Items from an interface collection
BEGIN

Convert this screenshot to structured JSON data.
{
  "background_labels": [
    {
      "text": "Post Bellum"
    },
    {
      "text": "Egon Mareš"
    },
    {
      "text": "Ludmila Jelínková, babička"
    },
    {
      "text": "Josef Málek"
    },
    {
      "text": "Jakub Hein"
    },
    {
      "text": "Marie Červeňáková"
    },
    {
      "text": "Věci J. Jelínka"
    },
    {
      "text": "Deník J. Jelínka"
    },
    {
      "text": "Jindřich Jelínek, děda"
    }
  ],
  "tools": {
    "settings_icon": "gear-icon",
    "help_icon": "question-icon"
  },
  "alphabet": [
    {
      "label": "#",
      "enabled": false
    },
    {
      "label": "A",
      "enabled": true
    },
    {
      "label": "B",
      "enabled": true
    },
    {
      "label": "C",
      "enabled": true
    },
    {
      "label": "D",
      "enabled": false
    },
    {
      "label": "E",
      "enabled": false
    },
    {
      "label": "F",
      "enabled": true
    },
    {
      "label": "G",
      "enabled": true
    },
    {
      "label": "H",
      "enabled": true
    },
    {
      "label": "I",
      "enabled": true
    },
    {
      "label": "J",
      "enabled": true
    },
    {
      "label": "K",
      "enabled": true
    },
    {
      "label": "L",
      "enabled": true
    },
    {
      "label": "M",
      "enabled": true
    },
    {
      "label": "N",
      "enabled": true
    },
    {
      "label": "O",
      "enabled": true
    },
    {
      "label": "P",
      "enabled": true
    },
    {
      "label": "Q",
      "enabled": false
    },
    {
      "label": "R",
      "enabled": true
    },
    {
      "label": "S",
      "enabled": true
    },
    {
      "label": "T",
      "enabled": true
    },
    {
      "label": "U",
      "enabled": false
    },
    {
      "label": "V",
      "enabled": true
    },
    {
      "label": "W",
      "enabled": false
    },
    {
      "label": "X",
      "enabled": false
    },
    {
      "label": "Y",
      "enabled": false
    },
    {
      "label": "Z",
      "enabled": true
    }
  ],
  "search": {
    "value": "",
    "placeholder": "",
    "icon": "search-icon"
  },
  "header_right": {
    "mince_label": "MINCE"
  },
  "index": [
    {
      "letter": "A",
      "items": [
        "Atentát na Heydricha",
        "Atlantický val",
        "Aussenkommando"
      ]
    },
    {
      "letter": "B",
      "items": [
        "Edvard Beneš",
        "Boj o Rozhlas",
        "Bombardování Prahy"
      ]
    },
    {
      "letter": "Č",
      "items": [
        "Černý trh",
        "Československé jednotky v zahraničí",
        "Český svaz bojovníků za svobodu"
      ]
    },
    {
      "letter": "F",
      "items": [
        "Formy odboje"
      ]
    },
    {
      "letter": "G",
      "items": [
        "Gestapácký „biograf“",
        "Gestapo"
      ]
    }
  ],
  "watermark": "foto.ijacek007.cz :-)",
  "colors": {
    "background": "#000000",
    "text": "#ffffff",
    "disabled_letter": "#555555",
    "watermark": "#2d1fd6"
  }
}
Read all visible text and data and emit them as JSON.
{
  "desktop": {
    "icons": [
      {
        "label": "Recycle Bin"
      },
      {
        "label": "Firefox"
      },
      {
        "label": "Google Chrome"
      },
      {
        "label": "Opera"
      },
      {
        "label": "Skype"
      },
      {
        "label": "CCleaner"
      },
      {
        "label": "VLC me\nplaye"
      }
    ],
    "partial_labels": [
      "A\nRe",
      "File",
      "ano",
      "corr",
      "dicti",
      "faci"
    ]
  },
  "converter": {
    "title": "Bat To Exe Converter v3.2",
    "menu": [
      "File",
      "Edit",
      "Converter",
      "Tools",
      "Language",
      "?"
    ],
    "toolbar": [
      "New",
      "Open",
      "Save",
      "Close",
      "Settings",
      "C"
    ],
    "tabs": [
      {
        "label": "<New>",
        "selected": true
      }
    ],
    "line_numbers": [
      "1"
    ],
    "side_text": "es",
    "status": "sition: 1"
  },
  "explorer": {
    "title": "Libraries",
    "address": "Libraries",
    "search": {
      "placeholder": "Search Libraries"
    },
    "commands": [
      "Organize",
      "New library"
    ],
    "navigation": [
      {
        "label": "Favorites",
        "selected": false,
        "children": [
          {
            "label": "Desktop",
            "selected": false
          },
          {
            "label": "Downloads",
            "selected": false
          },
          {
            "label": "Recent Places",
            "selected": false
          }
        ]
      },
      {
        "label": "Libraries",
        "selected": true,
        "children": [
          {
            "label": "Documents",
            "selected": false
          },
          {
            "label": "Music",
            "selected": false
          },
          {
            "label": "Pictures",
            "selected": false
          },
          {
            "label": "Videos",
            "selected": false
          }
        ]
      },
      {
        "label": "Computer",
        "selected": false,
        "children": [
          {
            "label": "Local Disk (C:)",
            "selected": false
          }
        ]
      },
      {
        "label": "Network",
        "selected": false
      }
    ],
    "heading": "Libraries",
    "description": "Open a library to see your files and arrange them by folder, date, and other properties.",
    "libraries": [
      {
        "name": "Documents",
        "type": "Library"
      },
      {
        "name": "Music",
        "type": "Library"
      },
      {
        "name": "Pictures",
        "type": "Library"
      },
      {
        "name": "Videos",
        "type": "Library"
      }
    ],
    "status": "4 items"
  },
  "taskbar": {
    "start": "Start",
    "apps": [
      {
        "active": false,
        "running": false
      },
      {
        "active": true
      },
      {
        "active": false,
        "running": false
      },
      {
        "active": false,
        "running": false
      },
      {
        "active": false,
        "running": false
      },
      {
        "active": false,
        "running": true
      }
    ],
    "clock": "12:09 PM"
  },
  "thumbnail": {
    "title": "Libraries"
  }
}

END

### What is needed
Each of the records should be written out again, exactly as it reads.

### Output of the task
Convert this screenshot to structured JSON data.
{
  "background_labels": [
    {
      "text": "Post Bellum"
    },
    {
      "text": "Egon Mareš"
    },
    {
      "text": "Ludmila Jelínková, babička"
    },
    {
      "text": "Josef Málek"
    },
    {
      "text": "Jakub Hein"
    },
    {
      "text": "Marie Červeňáková"
    },
    {
      "text": "Věci J. Jelínka"
    },
    {
      "text": "Deník J. Jelínka"
    },
    {
      "text": "Jindřich Jelínek, děda"
    }
  ],
  "tools": {
    "settings_icon": "gear-icon",
    "help_icon": "question-icon"
  },
  "alphabet": [
    {
      "label": "#",
      "enabled": false
    },
    {
      "label": "A",
      "enabled": true
    },
    {
      "label": "B",
      "enabled": true
    },
    {
      "label": "C",
      "enabled": true
    },
    {
      "label": "D",
      "enabled": false
    },
    {
      "label": "E",
      "enabled": false
    },
    {
      "label": "F",
      "enabled": true
    },
    {
      "label": "G",
      "enabled": true
    },
    {
      "label": "H",
      "enabled": true
    },
    {
      "label": "I",
      "enabled": true
    },
    {
      "label": "J",
      "enabled": true
    },
    {
      "label": "K",
      "enabled": true
    },
    {
      "label": "L",
      "enabled": true
    },
    {
      "label": "M",
      "enabled": true
    },
    {
      "label": "N",
      "enabled": true
    },
    {
      "label": "O",
      "enabled": true
    },
    {
      "label": "P",
      "enabled": true
    },
    {
      "label": "Q",
      "enabled": false
    },
    {
      "label": "R",
      "enabled": true
    },
    {
      "label": "S",
      "enabled": true
    },
    {
      "label": "T",
      "enabled": true
    },
    {
      "label": "U",
      "enabled": false
    },
    {
      "label": "V",
      "enabled": true
    },
    {
      "label": "W",
      "enabled": false
    },
    {
      "label": "X",
      "enabled": false
    },
    {
      "label": "Y",
      "enabled": false
    },
    {
      "label": "Z",
      "enabled": true
    }
  ],
  "search": {
    "value": "",
    "placeholder": "",
    "icon": "search-icon"
  },
  "header_right": {
    "mince_label": "MINCE"
  },
  "index": [
    {
      "letter": "A",
      "items": [
        "Atentát na Heydricha",
        "Atlantický val",
        "Aussenkommando"
      ]
    },
    {
      "letter": "B",
      "items": [
        "Edvard Beneš",
        "Boj o Rozhlas",
        "Bombardování Prahy"
      ]
    },
    {
      "letter": "Č",
      "items": [
        "Černý trh",
        "Československé jednotky v zahraničí",
        "Český svaz bojovníků za svobodu"
      ]
    },
    {
      "letter": "F",
      "items": [
        "Formy odboje"
      ]
    },
    {
      "letter": "G",
      "items": [
        "Gestapácký „biograf“",
        "Gestapo"
      ]
    }
  ],
  "watermark": "foto.ijacek007.cz :-)",
  "colors": {
    "background": "#000000",
    "text": "#ffffff",
    "disabled_letter": "#555555",
    "watermark": "#2d1fd6"
  }
}
Read all visible text and data and emit them as JSON.
{
  "desktop": {
    "icons": [
      {
        "label": "Recycle Bin"
      },
      {
        "label": "Firefox"
      },
      {
        "label": "Google Chrome"
      },
      {
        "label": "Opera"
      },
      {
        "label": "Skype"
      },
      {
        "label": "CCleaner"
      },
      {
        "label": "VLC me\nplaye"
      }
    ],
    "partial_labels": [
      "A\nRe",
      "File",
      "ano",
      "corr",
      "dicti",
      "faci"
    ]
  },
  "converter": {
    "title": "Bat To Exe Converter v3.2",
    "menu": [
      "File",
      "Edit",
      "Converter",
      "Tools",
      "Language",
      "?"
    ],
    "toolbar": [
      "New",
      "Open",
      "Save",
      "Close",
      "Settings",
      "C"
    ],
    "tabs": [
      {
        "label": "<New>",
        "selected": true
      }
    ],
    "line_numbers": [
      "1"
    ],
    "side_text": "es",
    "status": "sition: 1"
  },
  "explorer": {
    "title": "Libraries",
    "address": "Libraries",
    "search": {
      "placeholder": "Search Libraries"
    },
    "commands": [
      "Organize",
      "New library"
    ],
    "navigation": [
      {
        "label": "Favorites",
        "selected": false,
        "children": [
          {
            "label": "Desktop",
            "selected": false
          },
          {
            "label": "Downloads",
            "selected": false
          },
          {
            "label": "Recent Places",
            "selected": false
          }
        ]
      },
      {
        "label": "Libraries",
        "selected": true,
        "children": [
          {
            "label": "Documents",
            "selected": false
          },
          {
            "label": "Music",
            "selected": false
          },
          {
            "label": "Pictures",
            "selected": false
          },
          {
            "label": "Videos",
            "selected": false
          }
        ]
      },
      {
        "label": "Computer",
        "selected": false,
        "children": [
          {
            "label": "Local Disk (C:)",
            "selected": false
          }
        ]
      },
      {
        "label": "Network",
        "selected": false
      }
    ],
    "heading": "Libraries",
    "description": "Open a library to see your files and arrange them by folder, date, and other properties.",
    "libraries": [
      {
        "name": "Documents",
        "type": "Library"
      },
      {
        "name": "Music",
        "type": "Library"
      },
      {
        "name": "Pictures",
        "type": "Library"
      },
      {
        "name": "Videos",
        "type": "Library"
      }
    ],
    "status": "4 items"
  },
  "taskbar": {
    "start": "Start",
    "apps": [
      {
        "active": false,
        "running": false
      },
      {
        "active": true
      },
      {
        "active": false,
        "running": false
      },
      {
        "active": false,
        "running": false
      },
      {
        "active": false,
        "running": false
      },
      {
        "active": false,
        "running": true
      }
    ],
    "clock": "12:09 PM"
  },
  "thumbnail": {
    "title": "Libraries"
  }
}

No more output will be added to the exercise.